_TASK_:
Reproduce each entry below verbatim.

_EXCERPTED RECORDS_:
>>>

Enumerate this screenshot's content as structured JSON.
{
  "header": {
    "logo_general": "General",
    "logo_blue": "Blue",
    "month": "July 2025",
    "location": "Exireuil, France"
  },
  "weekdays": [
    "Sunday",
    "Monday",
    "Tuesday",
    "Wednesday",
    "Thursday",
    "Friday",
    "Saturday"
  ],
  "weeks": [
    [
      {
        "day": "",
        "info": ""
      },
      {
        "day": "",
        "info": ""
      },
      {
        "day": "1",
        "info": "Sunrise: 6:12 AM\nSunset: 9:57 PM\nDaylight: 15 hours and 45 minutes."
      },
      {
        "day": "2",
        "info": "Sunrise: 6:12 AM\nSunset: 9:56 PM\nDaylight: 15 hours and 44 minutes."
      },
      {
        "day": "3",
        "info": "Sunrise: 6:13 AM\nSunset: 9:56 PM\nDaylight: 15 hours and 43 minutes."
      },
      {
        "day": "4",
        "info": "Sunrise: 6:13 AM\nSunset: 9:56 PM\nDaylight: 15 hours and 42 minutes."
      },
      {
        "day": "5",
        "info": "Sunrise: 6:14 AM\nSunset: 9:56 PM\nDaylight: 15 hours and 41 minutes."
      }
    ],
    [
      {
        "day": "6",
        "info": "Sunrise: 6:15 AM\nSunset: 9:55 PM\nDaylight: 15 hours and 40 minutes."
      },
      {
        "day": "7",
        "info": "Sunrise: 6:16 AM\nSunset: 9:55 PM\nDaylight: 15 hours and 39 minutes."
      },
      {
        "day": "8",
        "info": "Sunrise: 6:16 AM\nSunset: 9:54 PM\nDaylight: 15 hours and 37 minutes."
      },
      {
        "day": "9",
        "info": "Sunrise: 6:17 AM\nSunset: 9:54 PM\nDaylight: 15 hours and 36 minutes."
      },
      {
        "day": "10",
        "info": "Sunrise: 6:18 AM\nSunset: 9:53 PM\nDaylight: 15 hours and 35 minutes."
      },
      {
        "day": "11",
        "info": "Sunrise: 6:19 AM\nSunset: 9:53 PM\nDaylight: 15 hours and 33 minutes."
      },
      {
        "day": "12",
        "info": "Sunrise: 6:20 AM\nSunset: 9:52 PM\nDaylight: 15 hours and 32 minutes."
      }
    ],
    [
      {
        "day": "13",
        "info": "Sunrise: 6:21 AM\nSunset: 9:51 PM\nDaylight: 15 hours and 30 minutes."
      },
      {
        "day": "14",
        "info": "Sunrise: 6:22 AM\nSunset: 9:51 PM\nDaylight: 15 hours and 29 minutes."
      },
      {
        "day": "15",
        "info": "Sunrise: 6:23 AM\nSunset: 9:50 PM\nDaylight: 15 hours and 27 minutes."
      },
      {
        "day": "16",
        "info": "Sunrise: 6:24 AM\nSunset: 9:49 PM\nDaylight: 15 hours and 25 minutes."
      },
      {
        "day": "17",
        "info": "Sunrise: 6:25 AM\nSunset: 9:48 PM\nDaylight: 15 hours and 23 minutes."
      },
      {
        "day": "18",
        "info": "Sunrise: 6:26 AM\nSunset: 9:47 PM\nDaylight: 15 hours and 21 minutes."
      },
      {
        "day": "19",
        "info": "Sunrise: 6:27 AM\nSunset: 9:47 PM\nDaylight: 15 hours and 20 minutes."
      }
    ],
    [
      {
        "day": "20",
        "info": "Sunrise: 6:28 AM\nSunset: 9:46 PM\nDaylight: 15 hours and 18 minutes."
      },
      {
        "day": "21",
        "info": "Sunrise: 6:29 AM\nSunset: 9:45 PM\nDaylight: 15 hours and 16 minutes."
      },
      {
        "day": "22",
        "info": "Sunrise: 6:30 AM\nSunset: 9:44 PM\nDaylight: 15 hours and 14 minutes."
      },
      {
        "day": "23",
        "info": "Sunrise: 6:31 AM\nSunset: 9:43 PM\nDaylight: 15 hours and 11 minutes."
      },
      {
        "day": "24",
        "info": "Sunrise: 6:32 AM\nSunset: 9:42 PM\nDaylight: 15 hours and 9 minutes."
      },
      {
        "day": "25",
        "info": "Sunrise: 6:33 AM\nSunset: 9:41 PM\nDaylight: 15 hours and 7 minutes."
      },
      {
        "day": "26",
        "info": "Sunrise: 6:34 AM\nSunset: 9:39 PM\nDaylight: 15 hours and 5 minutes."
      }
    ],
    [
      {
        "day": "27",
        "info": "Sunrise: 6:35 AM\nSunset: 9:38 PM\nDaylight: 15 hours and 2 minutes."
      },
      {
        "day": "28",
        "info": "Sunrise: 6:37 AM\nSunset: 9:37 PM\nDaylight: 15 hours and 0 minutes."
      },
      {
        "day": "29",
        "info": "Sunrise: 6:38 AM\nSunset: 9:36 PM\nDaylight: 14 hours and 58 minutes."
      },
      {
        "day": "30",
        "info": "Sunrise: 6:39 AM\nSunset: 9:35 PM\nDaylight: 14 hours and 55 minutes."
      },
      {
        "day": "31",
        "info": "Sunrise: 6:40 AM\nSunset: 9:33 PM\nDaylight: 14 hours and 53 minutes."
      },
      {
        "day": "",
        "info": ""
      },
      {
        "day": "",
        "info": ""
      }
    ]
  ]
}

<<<

_ANSWER TO THIS PROBLEM_:
Enumerate this screenshot's content as structured JSON.
{
  "header": {
    "logo_general": "General",
    "logo_blue": "Blue",
    "month": "July 2025",
    "location": "Exireuil, France"
  },
  "weekdays": [
    "Sunday",
    "Monday",
    "Tuesday",
    "Wednesday",
    "Thursday",
    "Friday",
    "Saturday"
  ],
  "weeks": [
    [
      {
        "day": "",
        "info": ""
      },
      {
        "day": "",
        "info": ""
      },
      {
        "day": "1",
        "info": "Sunrise: 6:12 AM\nSunset: 9:57 PM\nDaylight: 15 hours and 45 minutes."
      },
      {
        "day": "2",
        "info": "Sunrise: 6:12 AM\nSunset: 9:56 PM\nDaylight: 15 hours and 44 minutes."
      },
      {
        "day": "3",
        "info": "Sunrise: 6:13 AM\nSunset: 9:56 PM\nDaylight: 15 hours and 43 minutes."
      },
      {
        "day": "4",
        "info": "Sunrise: 6:13 AM\nSunset: 9:56 PM\nDaylight: 15 hours and 42 minutes."
      },
      {
        "day": "5",
        "info": "Sunrise: 6:14 AM\nSunset: 9:56 PM\nDaylight: 15 hours and 41 minutes."
      }
    ],
    [
      {
        "day": "6",
        "info": "Sunrise: 6:15 AM\nSunset: 9:55 PM\nDaylight: 15 hours and 40 minutes."
      },
      {
        "day": "7",
        "info": "Sunrise: 6:16 AM\nSunset: 9:55 PM\nDaylight: 15 hours and 39 minutes."
      },
      {
        "day": "8",
        "info": "Sunrise: 6:16 AM\nSunset: 9:54 PM\nDaylight: 15 hours and 37 minutes."
      },
      {
        "day": "9",
        "info": "Sunrise: 6:17 AM\nSunset: 9:54 PM\nDaylight: 15 hours and 36 minutes."
      },
      {
        "day": "10",
        "info": "Sunrise: 6:18 AM\nSunset: 9:53 PM\nDaylight: 15 hours and 35 minutes."
      },
      {
        "day": "11",
        "info": "Sunrise: 6:19 AM\nSunset: 9:53 PM\nDaylight: 15 hours and 33 minutes."
      },
      {
        "day": "12",
        "info": "Sunrise: 6:20 AM\nSunset: 9:52 PM\nDaylight: 15 hours and 32 minutes."
      }
    ],
    [
      {
        "day": "13",
        "info": "Sunrise: 6:21 AM\nSunset: 9:51 PM\nDaylight: 15 hours and 30 minutes."
      },
      {
        "day": "14",
        "info": "Sunrise: 6:22 AM\nSunset: 9:51 PM\nDaylight: 15 hours and 29 minutes."
      },
      {
        "day": "15",
        "info": "Sunrise: 6:23 AM\nSunset: 9:50 PM\nDaylight: 15 hours and 27 minutes."
      },
      {
        "day": "16",
        "info": "Sunrise: 6:24 AM\nSunset: 9:49 PM\nDaylight: 15 hours and 25 minutes."
      },
      {
        "day": "17",
        "info": "Sunrise: 6:25 AM\nSunset: 9:48 PM\nDaylight: 15 hours and 23 minutes."
      },
      {
        "day": "18",
        "info": "Sunrise: 6:26 AM\nSunset: 9:47 PM\nDaylight: 15 hours and 21 minutes."
      },
      {
        "day": "19",
        "info": "Sunrise: 6:27 AM\nSunset: 9:47 PM\nDaylight: 15 hours and 20 minutes."
      }
    ],
    [
      {
        "day": "20",
        "info": "Sunrise: 6:28 AM\nSunset: 9:46 PM\nDaylight: 15 hours and 18 minutes."
      },
      {
        "day": "21",
        "info": "Sunrise: 6:29 AM\nSunset: 9:45 PM\nDaylight: 15 hours and 16 minutes."
      },
      {
        "day": "22",
        "info": "Sunrise: 6:30 AM\nSunset: 9:44 PM\nDaylight: 15 hours and 14 minutes."
      },
      {
        "day": "23",
        "info": "Sunrise: 6:31 AM\nSunset: 9:43 PM\nDaylight: 15 hours and 11 minutes."
      },
      {
        "day": "24",
        "info": "Sunrise: 6:32 AM\nSunset: 9:42 PM\nDaylight: 15 hours and 9 minutes."
      },
      {
        "day": "25",
        "info": "Sunrise: 6:33 AM\nSunset: 9:41 PM\nDaylight: 15 hours and 7 minutes."
      },
      {
        "day": "26",
        "info": "Sunrise: 6:34 AM\nSunset: 9:39 PM\nDaylight: 15 hours and 5 minutes."
      }
    ],
    [
      {
        "day": "27",
        "info": "Sunrise: 6:35 AM\nSunset: 9:38 PM\nDaylight: 15 hours and 2 minutes."
      },
      {
        "day": "28",
        "info": "Sunrise: 6:37 AM\nSunset: 9:37 PM\nDaylight: 15 hours and 0 minutes."
      },
      {
        "day": "29",
        "info": "Sunrise: 6:38 AM\nSunset: 9:36 PM\nDaylight: 14 hours and 58 minutes."
      },
      {
        "day": "30",
        "info": "Sunrise: 6:39 AM\nSunset: 9:35 PM\nDaylight: 14 hours and 55 minutes."
      },
      {
        "day": "31",
        "info": "Sunrise: 6:40 AM\nSunset: 9:33 PM\nDaylight: 14 hours and 53 minutes."
      },
      {
        "day": "",
        "info": ""
      },
      {
        "day": "",
        "info": ""
      }
    ]
  ]
}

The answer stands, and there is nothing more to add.